Even as Canada’s Conservative government and the corporate media crow about “economic recovery,” the latest jobless figures from Statistics Canada shed light upon the precarious situation facing young workers and students.
At 13.9 percent, the unemployment rate in May for workers aged 15 to 24 continued to be approximately twice the national average. For 20 to 24 year-old students the unemployment rate was 15 percent in the first month after college and university classes ended.
A government press release, noting a meager decrease in comparison with May of last year, presented these figures in glowing terms. But if one takes August 2007, before the systematic breakdown of the capitalist economy swept the globe, as the basis for comparison, the youth unemployment rate has risen 27.5 percent (from 10.9 to 13.9) and the student unemployment rate has nearly doubled (from 7.7 to 15.0).
The government’s unemployment statistics, which count only those youth that have remained in the labour force, only tell part of the story. The proportion of youth participating in the labour force fell from 67.0 percent in August 2007 to 64.5 percent in May 2011, even as the number of youth grew, over the same period, by more than 120,000. A significant layer of youth, discouraged by years of rejection at the hands of employers, has turned to their parents or borrowed money for their subsistence.
In conjunction with this exodus from the job market, the proportion of youth attending school full-time increased from 58 percent in 2009 to 63 percent in 2010. Faced with dismal prospects as part of the workforce, young workers have turned to post-secondary education to “seek shelter.” The painful contradiction these youth soon encounter is that, just as their opportunities to earn income have dried up, the cost of a post-secondary education has increased dramatically.
Tuition fees rose 4.0 percent last year, twice the rate of inflation, from a national average of $4,942.00 for the 2009/2010 academic year to $5,138.00 for 2010/2011. Students in Ontario’s post-secondary education system paid the highest fees, an average of $6,307.00, followed by students in New Brunswick, where fees averaged $5,516.00. Since 1999, when the average tuition was $2 591.00, tuition costs have nearly doubled.

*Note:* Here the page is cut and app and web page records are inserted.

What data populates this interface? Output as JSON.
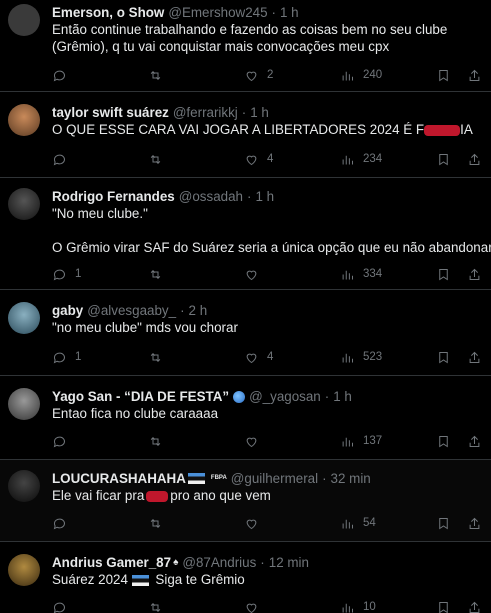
{
  "tweets": [
    {
      "name": "Emerson, o Show",
      "handle": "@Emershow245",
      "time": "1 h",
      "text": "Então continue trabalhando e fazendo as coisas bem no seu clube (Grêmio), q tu vai conquistar mais convocações meu cpx",
      "replies": "",
      "retweets": "",
      "likes": "2",
      "views": "240",
      "avatar_color": "#3a3a3a"
    },
    {
      "name": "taylor swift suárez",
      "handle": "@ferrarikkj",
      "time": "1 h",
      "text_before": "O QUE ESSE CARA VAI JOGAR A LIBERTADORES 2024 É F",
      "text_after": "IA",
      "replies": "",
      "retweets": "",
      "likes": "4",
      "views": "234",
      "avatar_color": "#8a5a3a"
    },
    {
      "name": "Rodrigo Fernandes",
      "handle": "@ossadah",
      "time": "1 h",
      "text_line1": "\"No meu clube.\"",
      "text_line2": "O Grêmio virar SAF do Suárez seria a única opção que eu não abandonaria.",
      "replies": "1",
      "retweets": "",
      "likes": "",
      "views": "334",
      "avatar_color": "#2a2a2a"
    },
    {
      "name": "gaby",
      "handle": "@alvesgaaby_",
      "time": "2 h",
      "text": "\"no meu clube\" mds vou chorar",
      "replies": "1",
      "retweets": "",
      "likes": "4",
      "views": "523",
      "avatar_color": "#4a6a7a"
    },
    {
      "name": "Yago San - “DIA DE FESTA”",
      "handle": "@_yagosan",
      "time": "1 h",
      "text": "Entao fica no clube caraaaa",
      "replies": "",
      "retweets": "",
      "likes": "",
      "views": "137",
      "avatar_color": "#555"
    },
    {
      "name": "LOUCURASHAHAHA",
      "badge": "FBPA",
      "handle": "@guilhermeral",
      "time": "32 min",
      "text_before": "Ele vai ficar pra",
      "text_after": "pro ano que vem",
      "replies": "",
      "retweets": "",
      "likes": "",
      "views": "54",
      "avatar_color": "#1a1a1a"
    },
    {
      "name": "Andrius Gamer_87",
      "handle": "@87Andrius",
      "time": "12 min",
      "text_before": "Suárez 2024",
      "text_after": "Siga te Grêmio",
      "replies": "",
      "retweets": "",
      "likes": "",
      "views": "10",
      "avatar_color": "#6a5a30"
    }
  ],
  "colors": {
    "text": "#e7e9ea",
    "muted": "#71767b",
    "border": "#2f3336",
    "redaction": "#c0172c"
  }
}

The widening gap between student income and the cost of education has led to an explosion of student debt. Between 1995 and 2005, that is even prior to the onset of the current recession, the proportion of students borrowing to finance their education rose from 49 percent to 57 percent. Over the same time period, the proportion of student borrowers who graduated with a debt burden of $25,000 or more increased from 17 percent to 27 percent.

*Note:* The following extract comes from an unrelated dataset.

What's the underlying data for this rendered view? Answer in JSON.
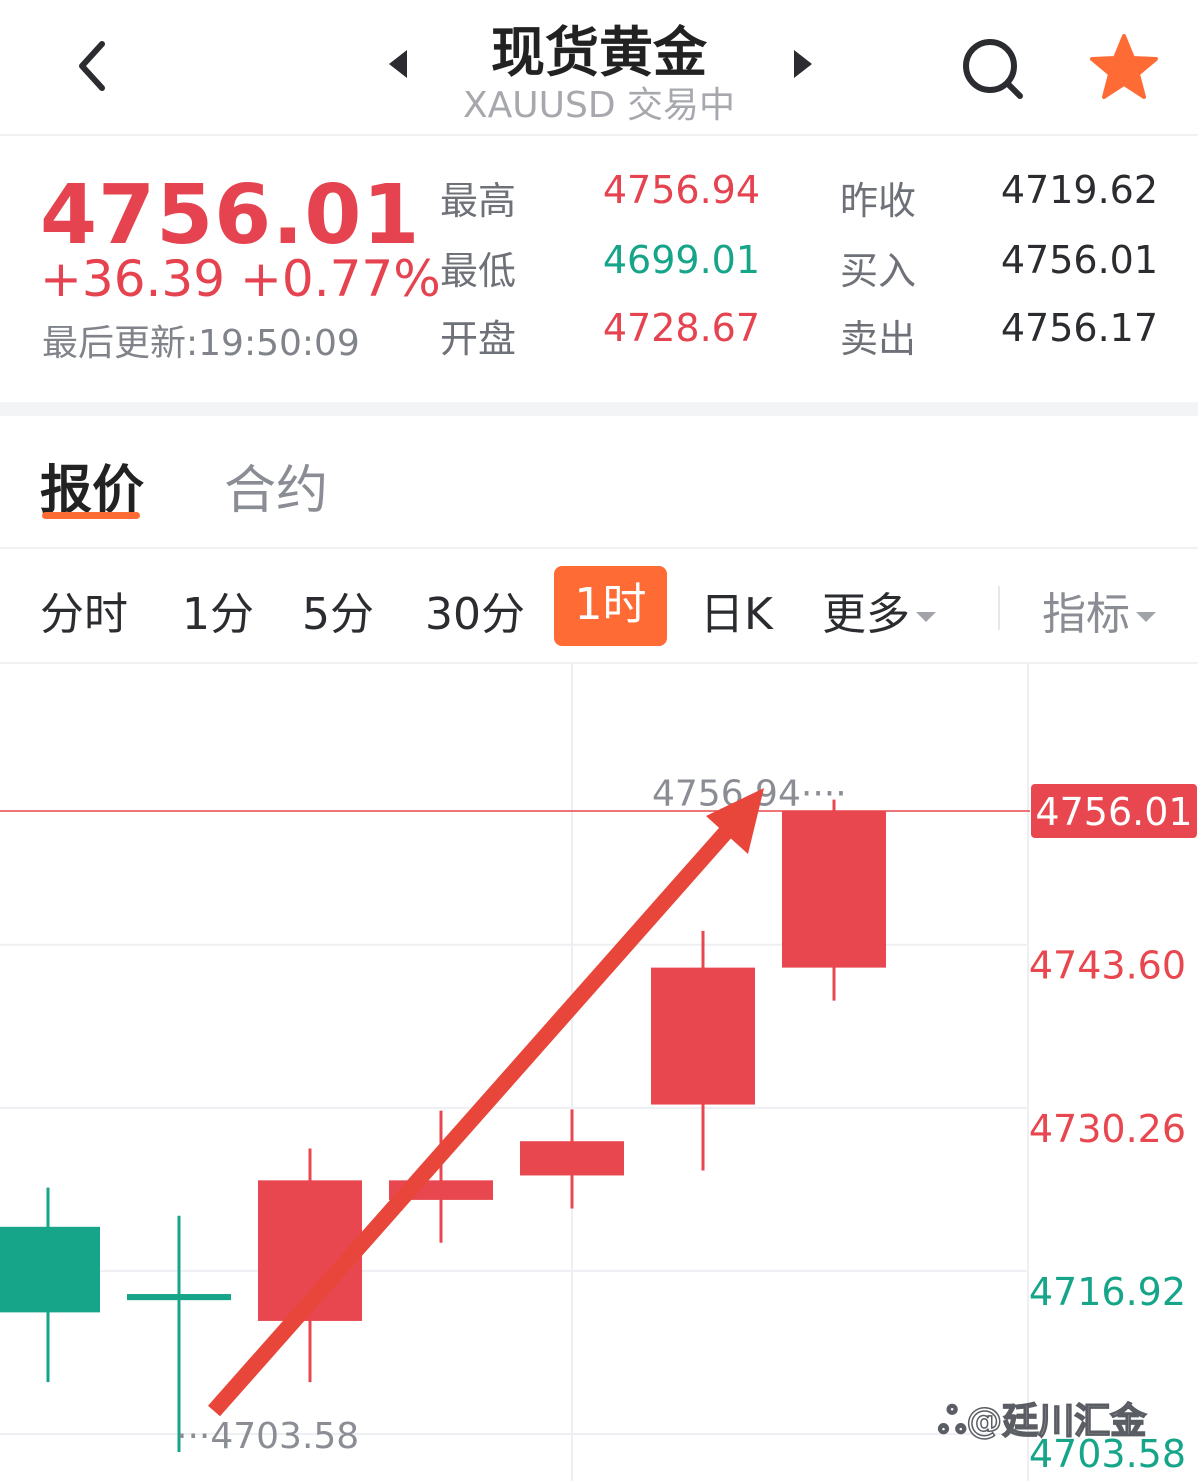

These figures, once updated to include the years after the economic crisis, are sure to rise. To give one indication, the Canada Student Loans Program, administered by the federal government, had 20,000 more full time student borrowers in the 2008/2009 academic year than it did in 2006/2007 (an increase of almost 6 percent).
Currently, over 2 million Canadians have student loans. When loans owed to the federal government, the provinces, and the major banks are taken together, they total over $20 billion. The amount of loans owed to the federal government, currently $14 billion, grows at an average of $1.2 million a day.
Of this total, $149.5 million is deemed unrecoverable due to the total inability of the borrower to make his or her payments. This number, as large as it is, does not yet reflect the true impact of the recession. By law, student loans cannot be discharged through bankruptcy, thus becoming “unrecoverable,” until seven years after a student has left school.
The increasing costs borne by students for post-secondary education are a direct result of the policies of austerity pursued by the Chretien-Martin Liberal governments of the 1990s and deepened by Stephen Harper’s Conservative government. Between 1995 and 1997, the Liberal government aggressively cut the federal transfer payments Ottawa makes to the provinces for post-secondary education (as well as health care and poverty relief) in the name of balancing the budget.
The most recent budget presented by the Conservative majority government proposes a transfer payment for post-secondary education that, when adjusted for inflation, is $800 million below funding levels in 1992/1993. In the meantime, enrollment in universities and colleges has expanded massively.
Consequently, an ever greater proportion of university operating budgets comes directly from the fees they charge students. In 1987, tuition fees accounted for 16.7 percent of revenue; by 2007 they accounted for 34.2 percent of revenue. Over the same time period, the proportion of university revenue provided by government funding fell from 81.4 percent to 57.1 percent.
With the federal Conservative government and provincial governments of every stripe pledging, in the interests of their constituency among Canada’s capitalist elite, to eliminate budget deficits through massive cuts to public expenditure, this ominous trend is sure to continue.
Driven from the labour force, squeezed by the rising cost of education, crushed by debt, Canada’s students and young workers have experienced firsthand the reality of this economic recovery: prosperity for the ruling elite–austerity for the working class.